• INSTRUCTIONS TO FOLLOW: Down to the last line, reproduce the data that follows, but skip the pictures.
++++ MATERIALS PROVIDED ++++
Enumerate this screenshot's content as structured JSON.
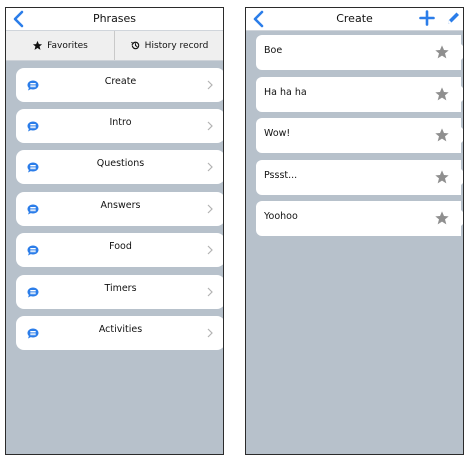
{
  "left_panel": {
    "title": "Phrases",
    "tabs": [
      {
        "label": "Favorites",
        "icon": "star-icon"
      },
      {
        "label": "History record",
        "icon": "history-icon"
      }
    ],
    "categories": [
      {
        "label": "Create"
      },
      {
        "label": "Intro"
      },
      {
        "label": "Questions"
      },
      {
        "label": "Answers"
      },
      {
        "label": "Food"
      },
      {
        "label": "Timers"
      },
      {
        "label": "Activities"
      }
    ]
  },
  "right_panel": {
    "title": "Create",
    "phrases": [
      {
        "text": "Boe"
      },
      {
        "text": "Ha ha ha"
      },
      {
        "text": "Wow!"
      },
      {
        "text": "Pssst..."
      },
      {
        "text": "Yoohoo"
      }
    ]
  },
  "colors": {
    "accent": "#2b7de9",
    "background": "#b7c1cb",
    "row": "#ffffff",
    "star": "#8f8f8f"
  }
}
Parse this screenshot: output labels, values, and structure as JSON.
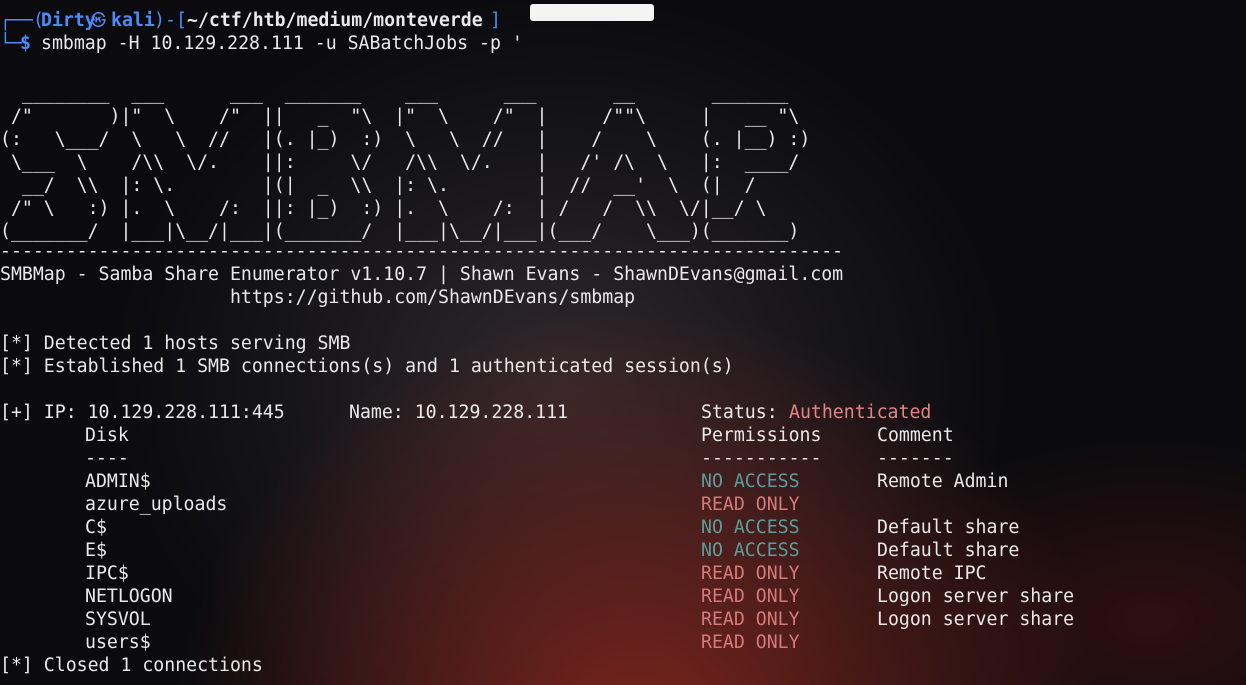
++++
• ANSWER SECTION:
Enumerate this screenshot's content as structured JSON.
{
  "left_panel": {
    "title": "Phrases",
    "tabs": [
      {
        "label": "Favorites",
        "icon": "star-icon"
      },
      {
        "label": "History record",
        "icon": "history-icon"
      }
    ],
    "categories": [
      {
        "label": "Create"
      },
      {
        "label": "Intro"
      },
      {
        "label": "Questions"
      },
      {
        "label": "Answers"
      },
      {
        "label": "Food"
      },
      {
        "label": "Timers"
      },
      {
        "label": "Activities"
      }
    ]
  },
  "right_panel": {
    "title": "Create",
    "phrases": [
      {
        "text": "Boe"
      },
      {
        "text": "Ha ha ha"
      },
      {
        "text": "Wow!"
      },
      {
        "text": "Pssst..."
      },
      {
        "text": "Yoohoo"
      }
    ]
  },
  "colors": {
    "accent": "#2b7de9",
    "background": "#b7c1cb",
    "row": "#ffffff",
    "star": "#8f8f8f"
  }
}
Parse this screenshot: output labels, values, and structure as JSON.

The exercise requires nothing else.